**Goal of the exercise:** Once the pictures are set aside, copy the records below exactly as they stand.

Data records for software interfaces:
※

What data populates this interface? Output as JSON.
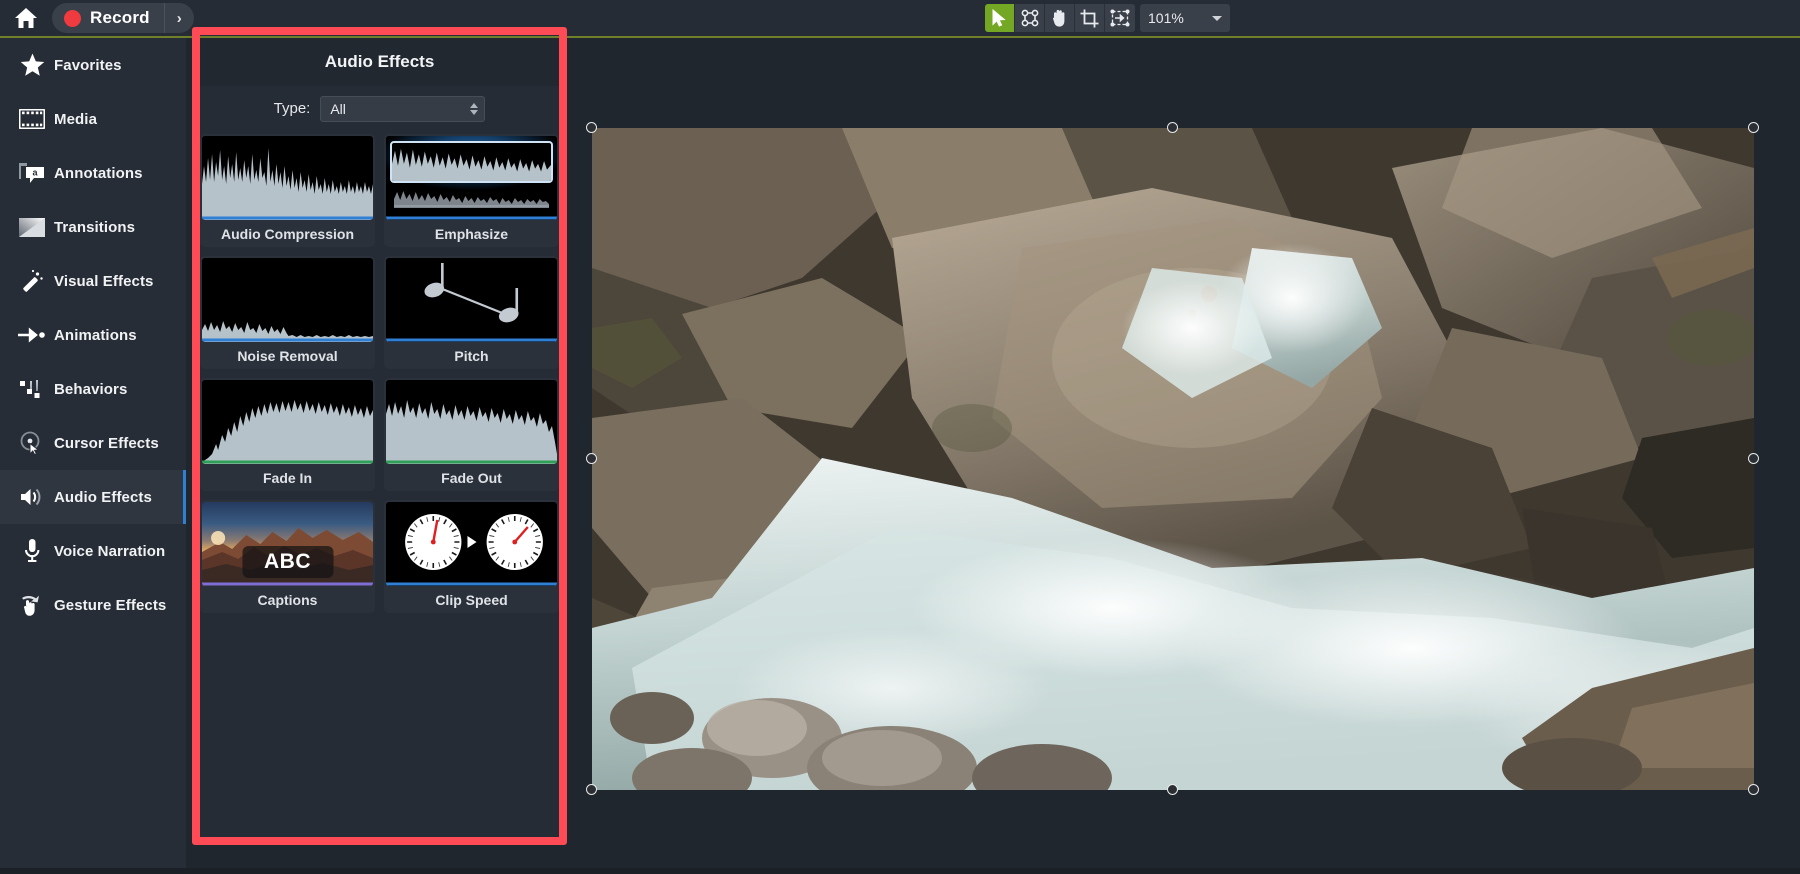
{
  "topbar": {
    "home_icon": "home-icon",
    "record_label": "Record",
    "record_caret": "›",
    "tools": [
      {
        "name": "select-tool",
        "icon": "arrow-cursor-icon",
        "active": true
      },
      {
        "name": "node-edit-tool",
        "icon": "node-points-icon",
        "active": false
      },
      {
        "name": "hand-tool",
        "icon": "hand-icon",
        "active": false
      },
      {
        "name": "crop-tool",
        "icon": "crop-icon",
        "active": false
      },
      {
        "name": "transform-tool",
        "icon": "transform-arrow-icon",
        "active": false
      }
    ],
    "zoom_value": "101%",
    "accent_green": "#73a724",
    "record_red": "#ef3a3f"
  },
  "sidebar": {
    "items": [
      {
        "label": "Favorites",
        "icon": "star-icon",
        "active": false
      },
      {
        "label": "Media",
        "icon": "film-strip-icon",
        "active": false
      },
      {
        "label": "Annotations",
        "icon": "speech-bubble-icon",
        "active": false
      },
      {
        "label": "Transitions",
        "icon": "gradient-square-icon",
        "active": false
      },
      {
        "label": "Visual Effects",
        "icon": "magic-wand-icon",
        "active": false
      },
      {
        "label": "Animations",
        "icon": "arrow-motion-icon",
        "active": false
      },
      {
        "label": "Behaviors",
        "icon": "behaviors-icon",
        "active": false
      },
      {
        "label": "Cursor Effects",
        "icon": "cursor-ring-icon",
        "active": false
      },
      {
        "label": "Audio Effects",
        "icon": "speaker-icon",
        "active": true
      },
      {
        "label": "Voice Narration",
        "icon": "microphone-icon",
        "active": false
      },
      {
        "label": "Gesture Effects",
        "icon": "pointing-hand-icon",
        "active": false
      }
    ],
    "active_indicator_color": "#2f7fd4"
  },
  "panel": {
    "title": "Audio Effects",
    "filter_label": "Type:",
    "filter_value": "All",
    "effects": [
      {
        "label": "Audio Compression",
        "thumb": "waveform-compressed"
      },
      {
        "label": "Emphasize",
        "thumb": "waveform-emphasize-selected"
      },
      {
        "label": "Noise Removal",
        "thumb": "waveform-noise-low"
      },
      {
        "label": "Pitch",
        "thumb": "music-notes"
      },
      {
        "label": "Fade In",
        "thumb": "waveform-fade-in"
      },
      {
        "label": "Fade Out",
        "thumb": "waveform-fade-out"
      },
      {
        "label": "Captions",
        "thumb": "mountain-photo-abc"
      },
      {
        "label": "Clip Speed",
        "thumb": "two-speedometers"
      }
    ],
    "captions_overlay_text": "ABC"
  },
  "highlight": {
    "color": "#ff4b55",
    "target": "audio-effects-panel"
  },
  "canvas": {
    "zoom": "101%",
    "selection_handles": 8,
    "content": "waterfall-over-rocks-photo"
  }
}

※

**Expected answer:**
What data populates this interface? Output as JSON.
{
  "topbar": {
    "home_icon": "home-icon",
    "record_label": "Record",
    "record_caret": "›",
    "tools": [
      {
        "name": "select-tool",
        "icon": "arrow-cursor-icon",
        "active": true
      },
      {
        "name": "node-edit-tool",
        "icon": "node-points-icon",
        "active": false
      },
      {
        "name": "hand-tool",
        "icon": "hand-icon",
        "active": false
      },
      {
        "name": "crop-tool",
        "icon": "crop-icon",
        "active": false
      },
      {
        "name": "transform-tool",
        "icon": "transform-arrow-icon",
        "active": false
      }
    ],
    "zoom_value": "101%",
    "accent_green": "#73a724",
    "record_red": "#ef3a3f"
  },
  "sidebar": {
    "items": [
      {
        "label": "Favorites",
        "icon": "star-icon",
        "active": false
      },
      {
        "label": "Media",
        "icon": "film-strip-icon",
        "active": false
      },
      {
        "label": "Annotations",
        "icon": "speech-bubble-icon",
        "active": false
      },
      {
        "label": "Transitions",
        "icon": "gradient-square-icon",
        "active": false
      },
      {
        "label": "Visual Effects",
        "icon": "magic-wand-icon",
        "active": false
      },
      {
        "label": "Animations",
        "icon": "arrow-motion-icon",
        "active": false
      },
      {
        "label": "Behaviors",
        "icon": "behaviors-icon",
        "active": false
      },
      {
        "label": "Cursor Effects",
        "icon": "cursor-ring-icon",
        "active": false
      },
      {
        "label": "Audio Effects",
        "icon": "speaker-icon",
        "active": true
      },
      {
        "label": "Voice Narration",
        "icon": "microphone-icon",
        "active": false
      },
      {
        "label": "Gesture Effects",
        "icon": "pointing-hand-icon",
        "active": false
      }
    ],
    "active_indicator_color": "#2f7fd4"
  },
  "panel": {
    "title": "Audio Effects",
    "filter_label": "Type:",
    "filter_value": "All",
    "effects": [
      {
        "label": "Audio Compression",
        "thumb": "waveform-compressed"
      },
      {
        "label": "Emphasize",
        "thumb": "waveform-emphasize-selected"
      },
      {
        "label": "Noise Removal",
        "thumb": "waveform-noise-low"
      },
      {
        "label": "Pitch",
        "thumb": "music-notes"
      },
      {
        "label": "Fade In",
        "thumb": "waveform-fade-in"
      },
      {
        "label": "Fade Out",
        "thumb": "waveform-fade-out"
      },
      {
        "label": "Captions",
        "thumb": "mountain-photo-abc"
      },
      {
        "label": "Clip Speed",
        "thumb": "two-speedometers"
      }
    ],
    "captions_overlay_text": "ABC"
  },
  "highlight": {
    "color": "#ff4b55",
    "target": "audio-effects-panel"
  },
  "canvas": {
    "zoom": "101%",
    "selection_handles": 8,
    "content": "waterfall-over-rocks-photo"
  }
}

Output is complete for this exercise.